═════ Records for the task

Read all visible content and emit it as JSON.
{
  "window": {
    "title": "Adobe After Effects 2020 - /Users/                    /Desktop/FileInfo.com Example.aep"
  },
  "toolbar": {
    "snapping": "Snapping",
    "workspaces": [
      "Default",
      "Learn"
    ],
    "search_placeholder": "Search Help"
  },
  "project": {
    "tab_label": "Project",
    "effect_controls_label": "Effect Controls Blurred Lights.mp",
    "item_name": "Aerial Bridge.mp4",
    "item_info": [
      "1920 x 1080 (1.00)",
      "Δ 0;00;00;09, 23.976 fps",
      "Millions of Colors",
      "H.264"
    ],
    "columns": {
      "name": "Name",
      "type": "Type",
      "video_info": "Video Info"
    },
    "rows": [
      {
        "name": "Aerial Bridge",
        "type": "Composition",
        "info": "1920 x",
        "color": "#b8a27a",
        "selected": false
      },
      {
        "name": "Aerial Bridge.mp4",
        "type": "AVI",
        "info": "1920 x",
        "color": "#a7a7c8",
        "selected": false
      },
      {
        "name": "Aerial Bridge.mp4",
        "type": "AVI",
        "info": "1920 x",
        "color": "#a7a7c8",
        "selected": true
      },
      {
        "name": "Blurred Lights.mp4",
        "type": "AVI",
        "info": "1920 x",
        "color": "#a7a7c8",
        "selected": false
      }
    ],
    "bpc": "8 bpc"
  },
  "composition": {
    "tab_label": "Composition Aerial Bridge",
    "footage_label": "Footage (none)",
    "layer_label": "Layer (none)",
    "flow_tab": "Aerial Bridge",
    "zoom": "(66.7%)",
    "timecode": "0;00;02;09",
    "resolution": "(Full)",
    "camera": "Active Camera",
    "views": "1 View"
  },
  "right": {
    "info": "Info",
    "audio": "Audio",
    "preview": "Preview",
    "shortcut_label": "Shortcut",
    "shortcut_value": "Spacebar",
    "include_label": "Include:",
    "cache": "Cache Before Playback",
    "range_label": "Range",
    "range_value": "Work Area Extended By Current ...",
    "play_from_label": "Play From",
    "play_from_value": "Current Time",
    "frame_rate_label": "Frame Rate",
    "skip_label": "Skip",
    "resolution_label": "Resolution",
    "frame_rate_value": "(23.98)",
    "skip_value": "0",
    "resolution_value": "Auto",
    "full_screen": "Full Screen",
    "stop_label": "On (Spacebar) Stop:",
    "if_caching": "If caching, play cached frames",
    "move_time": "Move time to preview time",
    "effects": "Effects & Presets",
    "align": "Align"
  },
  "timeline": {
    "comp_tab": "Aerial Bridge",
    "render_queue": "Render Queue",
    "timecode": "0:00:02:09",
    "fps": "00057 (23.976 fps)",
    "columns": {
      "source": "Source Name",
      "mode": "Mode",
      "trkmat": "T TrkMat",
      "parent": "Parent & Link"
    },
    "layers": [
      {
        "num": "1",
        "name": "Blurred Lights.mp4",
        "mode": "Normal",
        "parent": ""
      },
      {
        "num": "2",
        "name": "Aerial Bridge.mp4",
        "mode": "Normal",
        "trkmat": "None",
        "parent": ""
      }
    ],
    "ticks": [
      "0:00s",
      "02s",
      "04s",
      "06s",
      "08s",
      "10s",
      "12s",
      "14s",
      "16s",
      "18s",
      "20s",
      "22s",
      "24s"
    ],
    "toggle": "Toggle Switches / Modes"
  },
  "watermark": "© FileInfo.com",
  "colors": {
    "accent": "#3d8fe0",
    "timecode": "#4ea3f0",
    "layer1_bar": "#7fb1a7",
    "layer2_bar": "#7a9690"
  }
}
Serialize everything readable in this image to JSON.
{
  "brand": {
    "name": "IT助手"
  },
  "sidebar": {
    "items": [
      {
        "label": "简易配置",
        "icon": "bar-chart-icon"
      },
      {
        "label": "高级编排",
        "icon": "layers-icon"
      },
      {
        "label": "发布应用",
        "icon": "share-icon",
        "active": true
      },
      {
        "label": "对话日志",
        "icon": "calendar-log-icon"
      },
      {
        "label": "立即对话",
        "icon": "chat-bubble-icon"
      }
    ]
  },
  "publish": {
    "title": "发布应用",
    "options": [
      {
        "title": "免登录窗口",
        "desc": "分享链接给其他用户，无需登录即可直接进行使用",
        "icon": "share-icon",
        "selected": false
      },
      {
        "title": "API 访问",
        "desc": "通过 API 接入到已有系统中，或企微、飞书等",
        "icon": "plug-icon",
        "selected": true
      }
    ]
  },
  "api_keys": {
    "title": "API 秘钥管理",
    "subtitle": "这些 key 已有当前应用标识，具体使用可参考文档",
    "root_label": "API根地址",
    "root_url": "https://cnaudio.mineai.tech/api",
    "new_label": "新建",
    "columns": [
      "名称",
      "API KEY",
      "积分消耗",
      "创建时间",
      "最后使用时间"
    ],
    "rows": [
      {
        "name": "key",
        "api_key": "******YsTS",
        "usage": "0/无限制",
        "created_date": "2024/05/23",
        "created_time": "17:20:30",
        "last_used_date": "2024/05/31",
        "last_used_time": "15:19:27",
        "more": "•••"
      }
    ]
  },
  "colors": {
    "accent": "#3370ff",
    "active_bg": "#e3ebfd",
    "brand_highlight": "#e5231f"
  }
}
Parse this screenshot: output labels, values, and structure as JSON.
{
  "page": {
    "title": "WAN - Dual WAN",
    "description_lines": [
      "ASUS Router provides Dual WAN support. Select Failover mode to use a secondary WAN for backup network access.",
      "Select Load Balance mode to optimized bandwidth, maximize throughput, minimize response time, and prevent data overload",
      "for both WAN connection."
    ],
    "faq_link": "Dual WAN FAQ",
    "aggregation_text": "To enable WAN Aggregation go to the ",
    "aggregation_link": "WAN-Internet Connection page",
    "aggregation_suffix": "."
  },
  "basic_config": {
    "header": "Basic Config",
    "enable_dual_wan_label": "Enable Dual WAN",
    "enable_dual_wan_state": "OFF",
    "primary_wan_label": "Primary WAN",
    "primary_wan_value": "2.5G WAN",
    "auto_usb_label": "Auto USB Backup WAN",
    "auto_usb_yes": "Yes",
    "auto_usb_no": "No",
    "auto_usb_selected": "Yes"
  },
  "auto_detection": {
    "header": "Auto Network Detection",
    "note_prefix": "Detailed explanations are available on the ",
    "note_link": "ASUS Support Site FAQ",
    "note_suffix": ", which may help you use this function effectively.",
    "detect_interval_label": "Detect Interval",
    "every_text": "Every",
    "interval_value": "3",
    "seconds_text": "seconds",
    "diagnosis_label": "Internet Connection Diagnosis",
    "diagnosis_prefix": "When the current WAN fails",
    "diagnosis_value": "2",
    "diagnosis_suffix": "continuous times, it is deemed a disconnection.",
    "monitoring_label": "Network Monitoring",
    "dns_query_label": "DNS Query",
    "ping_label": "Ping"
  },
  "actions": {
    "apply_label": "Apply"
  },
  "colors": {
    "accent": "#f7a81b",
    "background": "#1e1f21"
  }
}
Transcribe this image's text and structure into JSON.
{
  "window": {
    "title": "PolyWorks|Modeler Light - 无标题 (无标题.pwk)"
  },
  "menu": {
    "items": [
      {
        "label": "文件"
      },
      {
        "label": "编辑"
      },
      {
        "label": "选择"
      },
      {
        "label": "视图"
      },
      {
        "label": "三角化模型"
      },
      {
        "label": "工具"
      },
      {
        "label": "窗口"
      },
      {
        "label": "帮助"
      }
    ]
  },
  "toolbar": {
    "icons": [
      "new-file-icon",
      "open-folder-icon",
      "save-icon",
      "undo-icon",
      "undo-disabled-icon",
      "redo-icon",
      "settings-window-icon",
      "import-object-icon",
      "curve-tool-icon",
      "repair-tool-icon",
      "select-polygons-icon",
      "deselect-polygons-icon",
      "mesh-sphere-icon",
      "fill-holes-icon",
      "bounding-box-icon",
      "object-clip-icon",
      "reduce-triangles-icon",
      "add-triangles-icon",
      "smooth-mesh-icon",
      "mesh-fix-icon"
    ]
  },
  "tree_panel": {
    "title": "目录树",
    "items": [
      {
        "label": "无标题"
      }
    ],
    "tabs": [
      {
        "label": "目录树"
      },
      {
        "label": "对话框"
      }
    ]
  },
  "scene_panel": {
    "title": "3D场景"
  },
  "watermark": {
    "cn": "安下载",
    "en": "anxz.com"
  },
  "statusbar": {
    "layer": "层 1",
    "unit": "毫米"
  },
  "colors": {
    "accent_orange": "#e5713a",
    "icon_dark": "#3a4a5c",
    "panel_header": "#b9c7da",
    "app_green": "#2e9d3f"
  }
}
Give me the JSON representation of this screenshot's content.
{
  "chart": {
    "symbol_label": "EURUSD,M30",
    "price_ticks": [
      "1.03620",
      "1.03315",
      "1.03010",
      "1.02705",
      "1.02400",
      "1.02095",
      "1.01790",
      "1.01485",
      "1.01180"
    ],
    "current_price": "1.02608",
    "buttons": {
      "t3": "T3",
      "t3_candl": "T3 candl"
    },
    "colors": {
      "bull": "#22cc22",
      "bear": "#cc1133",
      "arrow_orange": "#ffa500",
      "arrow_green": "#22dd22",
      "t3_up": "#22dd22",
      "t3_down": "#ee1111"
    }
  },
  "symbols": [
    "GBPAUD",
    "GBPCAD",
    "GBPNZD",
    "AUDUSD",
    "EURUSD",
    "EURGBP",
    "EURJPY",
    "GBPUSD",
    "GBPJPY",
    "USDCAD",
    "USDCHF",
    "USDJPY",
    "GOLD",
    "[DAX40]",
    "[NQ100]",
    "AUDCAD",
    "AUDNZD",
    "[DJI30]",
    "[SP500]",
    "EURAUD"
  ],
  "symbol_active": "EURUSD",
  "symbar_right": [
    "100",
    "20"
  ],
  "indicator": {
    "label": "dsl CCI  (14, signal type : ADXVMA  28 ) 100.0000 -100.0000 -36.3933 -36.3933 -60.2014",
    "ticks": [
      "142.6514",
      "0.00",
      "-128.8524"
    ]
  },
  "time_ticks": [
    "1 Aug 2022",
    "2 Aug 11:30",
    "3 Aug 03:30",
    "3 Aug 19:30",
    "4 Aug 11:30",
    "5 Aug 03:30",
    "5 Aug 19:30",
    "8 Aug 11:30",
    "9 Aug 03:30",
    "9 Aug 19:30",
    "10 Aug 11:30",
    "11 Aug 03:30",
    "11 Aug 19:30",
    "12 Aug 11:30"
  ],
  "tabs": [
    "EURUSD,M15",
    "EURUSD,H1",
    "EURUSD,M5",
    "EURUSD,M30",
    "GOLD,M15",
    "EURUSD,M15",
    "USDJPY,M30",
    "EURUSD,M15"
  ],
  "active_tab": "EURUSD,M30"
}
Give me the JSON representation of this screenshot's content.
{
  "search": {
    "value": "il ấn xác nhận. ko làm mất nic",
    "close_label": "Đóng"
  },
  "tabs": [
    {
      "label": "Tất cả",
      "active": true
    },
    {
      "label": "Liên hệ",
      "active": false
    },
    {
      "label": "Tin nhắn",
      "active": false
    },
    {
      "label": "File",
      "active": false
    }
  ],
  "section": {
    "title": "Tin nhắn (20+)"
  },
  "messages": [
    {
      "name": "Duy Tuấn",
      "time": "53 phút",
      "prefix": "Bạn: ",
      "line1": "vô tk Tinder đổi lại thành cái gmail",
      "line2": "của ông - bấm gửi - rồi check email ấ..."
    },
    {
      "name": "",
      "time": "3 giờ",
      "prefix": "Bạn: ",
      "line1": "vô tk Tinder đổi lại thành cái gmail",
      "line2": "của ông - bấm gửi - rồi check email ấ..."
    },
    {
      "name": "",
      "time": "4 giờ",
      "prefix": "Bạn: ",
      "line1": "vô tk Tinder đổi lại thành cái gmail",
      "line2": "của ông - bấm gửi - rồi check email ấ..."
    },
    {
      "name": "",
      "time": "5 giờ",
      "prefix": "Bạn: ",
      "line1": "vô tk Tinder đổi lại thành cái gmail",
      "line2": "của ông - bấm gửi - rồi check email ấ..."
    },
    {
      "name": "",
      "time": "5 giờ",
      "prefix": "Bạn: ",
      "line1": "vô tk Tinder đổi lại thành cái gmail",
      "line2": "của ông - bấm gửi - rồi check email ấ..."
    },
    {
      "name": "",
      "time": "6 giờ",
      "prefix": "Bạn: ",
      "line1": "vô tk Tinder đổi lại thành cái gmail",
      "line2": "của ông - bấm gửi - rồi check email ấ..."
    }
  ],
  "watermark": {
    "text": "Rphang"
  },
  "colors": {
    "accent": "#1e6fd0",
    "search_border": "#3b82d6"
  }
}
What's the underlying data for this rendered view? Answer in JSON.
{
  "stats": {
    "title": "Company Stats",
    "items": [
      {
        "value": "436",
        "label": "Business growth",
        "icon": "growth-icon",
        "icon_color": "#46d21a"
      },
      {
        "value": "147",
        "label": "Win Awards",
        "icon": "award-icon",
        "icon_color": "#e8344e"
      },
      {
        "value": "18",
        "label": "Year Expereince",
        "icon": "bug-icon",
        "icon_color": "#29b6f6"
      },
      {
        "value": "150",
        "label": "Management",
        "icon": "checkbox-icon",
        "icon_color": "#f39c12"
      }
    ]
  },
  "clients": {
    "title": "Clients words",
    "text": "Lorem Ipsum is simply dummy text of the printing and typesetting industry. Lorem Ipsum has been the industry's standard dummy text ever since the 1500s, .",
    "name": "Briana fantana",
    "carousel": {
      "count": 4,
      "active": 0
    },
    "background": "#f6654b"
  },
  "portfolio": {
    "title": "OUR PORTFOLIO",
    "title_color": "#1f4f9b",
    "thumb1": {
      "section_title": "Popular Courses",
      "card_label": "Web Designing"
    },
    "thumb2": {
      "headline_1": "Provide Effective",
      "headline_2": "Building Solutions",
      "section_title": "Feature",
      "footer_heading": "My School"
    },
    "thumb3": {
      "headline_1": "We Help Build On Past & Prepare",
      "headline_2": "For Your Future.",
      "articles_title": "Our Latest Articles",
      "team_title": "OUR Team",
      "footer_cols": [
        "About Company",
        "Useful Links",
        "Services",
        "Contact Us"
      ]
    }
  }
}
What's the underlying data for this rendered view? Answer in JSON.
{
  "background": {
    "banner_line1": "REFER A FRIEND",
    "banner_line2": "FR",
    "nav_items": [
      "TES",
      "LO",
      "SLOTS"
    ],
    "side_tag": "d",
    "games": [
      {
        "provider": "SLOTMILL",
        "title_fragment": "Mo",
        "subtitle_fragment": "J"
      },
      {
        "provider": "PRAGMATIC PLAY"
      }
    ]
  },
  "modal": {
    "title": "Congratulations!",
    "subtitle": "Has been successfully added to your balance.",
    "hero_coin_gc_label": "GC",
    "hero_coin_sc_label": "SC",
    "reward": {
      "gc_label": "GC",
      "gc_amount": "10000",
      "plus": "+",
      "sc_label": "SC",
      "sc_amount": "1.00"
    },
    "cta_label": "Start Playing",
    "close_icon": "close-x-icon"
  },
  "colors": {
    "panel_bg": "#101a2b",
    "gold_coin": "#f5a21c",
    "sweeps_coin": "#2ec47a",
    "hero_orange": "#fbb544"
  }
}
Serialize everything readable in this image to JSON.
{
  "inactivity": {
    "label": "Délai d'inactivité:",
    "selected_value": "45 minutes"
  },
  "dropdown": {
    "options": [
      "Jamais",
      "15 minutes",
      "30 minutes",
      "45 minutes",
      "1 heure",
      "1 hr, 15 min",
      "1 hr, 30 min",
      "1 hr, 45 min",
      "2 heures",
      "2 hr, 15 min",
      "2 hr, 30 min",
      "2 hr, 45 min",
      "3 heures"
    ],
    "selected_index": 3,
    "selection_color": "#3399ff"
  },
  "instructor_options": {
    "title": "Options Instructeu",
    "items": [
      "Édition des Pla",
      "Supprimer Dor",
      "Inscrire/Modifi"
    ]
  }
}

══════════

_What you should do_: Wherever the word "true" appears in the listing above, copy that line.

_Exercise result_:
        "selected": true
        "active": true
        "selected": true
      "active": true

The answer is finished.